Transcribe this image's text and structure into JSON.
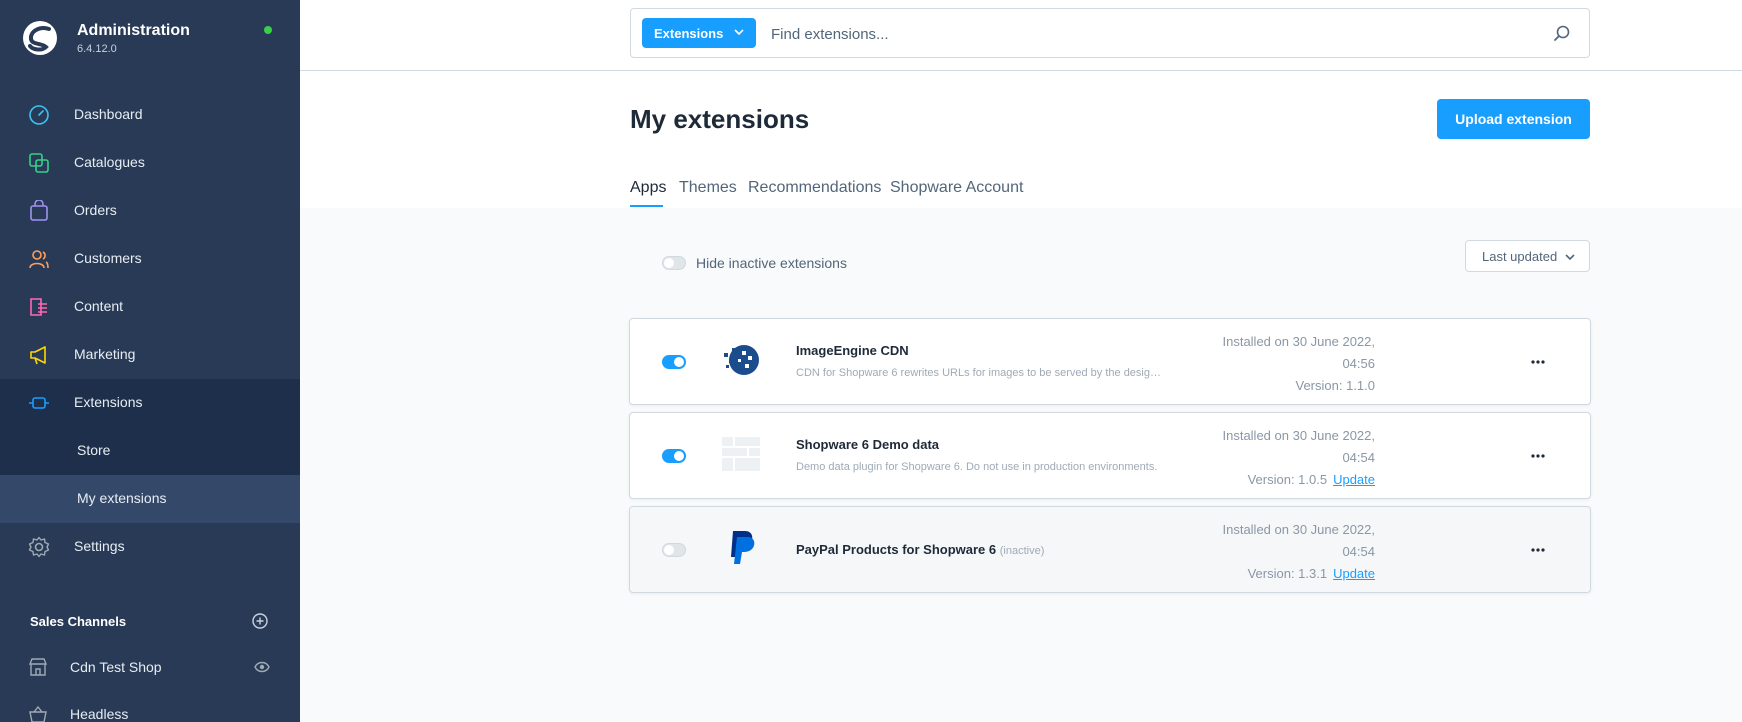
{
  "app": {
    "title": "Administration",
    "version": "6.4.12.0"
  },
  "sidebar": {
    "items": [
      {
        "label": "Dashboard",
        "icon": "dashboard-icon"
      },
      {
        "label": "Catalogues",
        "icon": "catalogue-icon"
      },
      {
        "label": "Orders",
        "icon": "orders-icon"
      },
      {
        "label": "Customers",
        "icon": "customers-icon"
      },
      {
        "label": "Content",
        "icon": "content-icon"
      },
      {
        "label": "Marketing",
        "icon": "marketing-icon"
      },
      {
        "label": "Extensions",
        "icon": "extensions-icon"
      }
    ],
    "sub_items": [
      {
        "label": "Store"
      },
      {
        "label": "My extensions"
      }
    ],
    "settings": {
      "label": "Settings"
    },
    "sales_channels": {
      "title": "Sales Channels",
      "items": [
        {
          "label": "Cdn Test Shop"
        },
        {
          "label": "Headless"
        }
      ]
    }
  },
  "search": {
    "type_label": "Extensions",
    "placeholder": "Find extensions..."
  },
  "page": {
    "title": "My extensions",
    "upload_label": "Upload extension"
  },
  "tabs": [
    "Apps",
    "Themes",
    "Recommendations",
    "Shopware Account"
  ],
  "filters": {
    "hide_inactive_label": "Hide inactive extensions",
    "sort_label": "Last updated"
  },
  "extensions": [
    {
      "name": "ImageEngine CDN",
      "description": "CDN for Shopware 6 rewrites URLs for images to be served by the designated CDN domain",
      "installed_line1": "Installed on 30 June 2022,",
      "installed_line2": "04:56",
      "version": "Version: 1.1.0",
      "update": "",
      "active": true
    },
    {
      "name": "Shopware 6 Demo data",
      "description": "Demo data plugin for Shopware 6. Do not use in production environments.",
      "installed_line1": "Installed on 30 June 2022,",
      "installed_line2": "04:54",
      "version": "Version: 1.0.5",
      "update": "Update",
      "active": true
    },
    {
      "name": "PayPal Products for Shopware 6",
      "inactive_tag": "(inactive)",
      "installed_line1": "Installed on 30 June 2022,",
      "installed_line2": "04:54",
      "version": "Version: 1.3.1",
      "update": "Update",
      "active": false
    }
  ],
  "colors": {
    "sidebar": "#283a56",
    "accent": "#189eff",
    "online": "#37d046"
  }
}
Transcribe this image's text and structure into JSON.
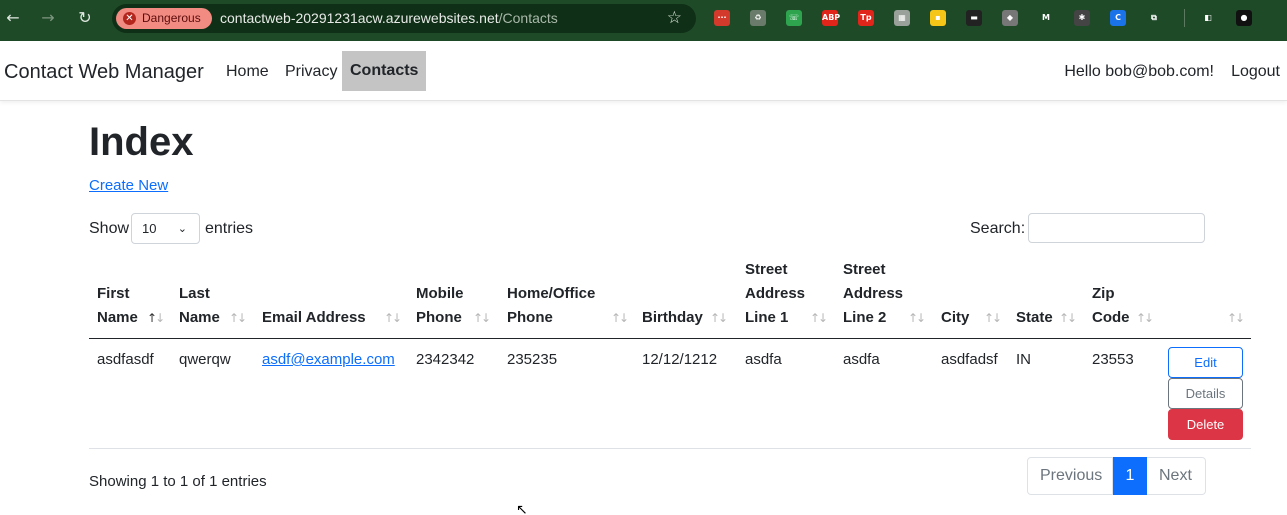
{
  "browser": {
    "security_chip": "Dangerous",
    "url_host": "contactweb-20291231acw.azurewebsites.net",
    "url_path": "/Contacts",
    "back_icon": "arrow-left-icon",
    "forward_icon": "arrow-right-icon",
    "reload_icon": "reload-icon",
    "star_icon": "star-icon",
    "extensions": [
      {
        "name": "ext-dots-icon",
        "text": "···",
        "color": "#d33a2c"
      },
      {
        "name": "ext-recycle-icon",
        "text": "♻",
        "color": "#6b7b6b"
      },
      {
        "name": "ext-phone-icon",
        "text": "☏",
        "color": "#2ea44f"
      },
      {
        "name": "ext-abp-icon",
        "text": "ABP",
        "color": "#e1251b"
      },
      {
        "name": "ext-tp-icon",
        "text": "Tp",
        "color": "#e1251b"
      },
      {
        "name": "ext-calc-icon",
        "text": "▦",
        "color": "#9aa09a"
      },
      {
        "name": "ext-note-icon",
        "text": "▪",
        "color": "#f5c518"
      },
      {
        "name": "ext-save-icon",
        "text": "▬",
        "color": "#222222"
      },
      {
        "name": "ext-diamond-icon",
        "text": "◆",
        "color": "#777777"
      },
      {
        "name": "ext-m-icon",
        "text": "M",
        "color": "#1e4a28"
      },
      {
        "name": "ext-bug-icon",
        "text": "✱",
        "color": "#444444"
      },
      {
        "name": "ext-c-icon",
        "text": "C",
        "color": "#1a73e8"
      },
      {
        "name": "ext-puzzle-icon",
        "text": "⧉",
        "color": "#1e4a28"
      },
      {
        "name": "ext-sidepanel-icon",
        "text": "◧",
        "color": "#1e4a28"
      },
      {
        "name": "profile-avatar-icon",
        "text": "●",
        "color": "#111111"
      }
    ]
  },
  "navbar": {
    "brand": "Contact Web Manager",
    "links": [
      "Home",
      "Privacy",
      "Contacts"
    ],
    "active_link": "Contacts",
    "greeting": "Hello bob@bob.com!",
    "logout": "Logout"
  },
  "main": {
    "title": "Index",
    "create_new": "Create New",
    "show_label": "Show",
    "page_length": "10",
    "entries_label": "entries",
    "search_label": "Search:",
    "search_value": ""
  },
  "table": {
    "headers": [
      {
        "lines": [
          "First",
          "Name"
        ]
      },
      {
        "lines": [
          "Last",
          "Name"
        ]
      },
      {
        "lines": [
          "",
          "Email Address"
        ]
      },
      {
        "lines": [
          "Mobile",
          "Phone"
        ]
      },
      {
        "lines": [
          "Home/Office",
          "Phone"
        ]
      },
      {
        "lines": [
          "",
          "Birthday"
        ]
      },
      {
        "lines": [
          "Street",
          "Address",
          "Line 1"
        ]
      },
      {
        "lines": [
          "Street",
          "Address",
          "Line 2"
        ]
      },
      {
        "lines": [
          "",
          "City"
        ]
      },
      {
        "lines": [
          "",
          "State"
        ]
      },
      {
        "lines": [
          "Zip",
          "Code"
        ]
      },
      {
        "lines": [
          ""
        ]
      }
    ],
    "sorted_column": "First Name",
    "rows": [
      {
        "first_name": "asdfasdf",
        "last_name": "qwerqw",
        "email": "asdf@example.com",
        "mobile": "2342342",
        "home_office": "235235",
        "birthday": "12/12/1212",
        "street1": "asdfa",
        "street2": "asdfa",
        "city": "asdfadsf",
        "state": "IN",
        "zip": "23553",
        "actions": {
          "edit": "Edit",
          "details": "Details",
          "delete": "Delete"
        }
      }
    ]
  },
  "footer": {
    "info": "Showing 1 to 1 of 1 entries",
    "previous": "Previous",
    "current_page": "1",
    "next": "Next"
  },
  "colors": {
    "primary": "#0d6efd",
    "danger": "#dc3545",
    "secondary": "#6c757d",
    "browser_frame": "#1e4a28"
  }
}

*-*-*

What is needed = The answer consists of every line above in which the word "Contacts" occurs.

Solved exercise =
    "url_path": "/Contacts",
      "Contacts"
    "active_link": "Contacts",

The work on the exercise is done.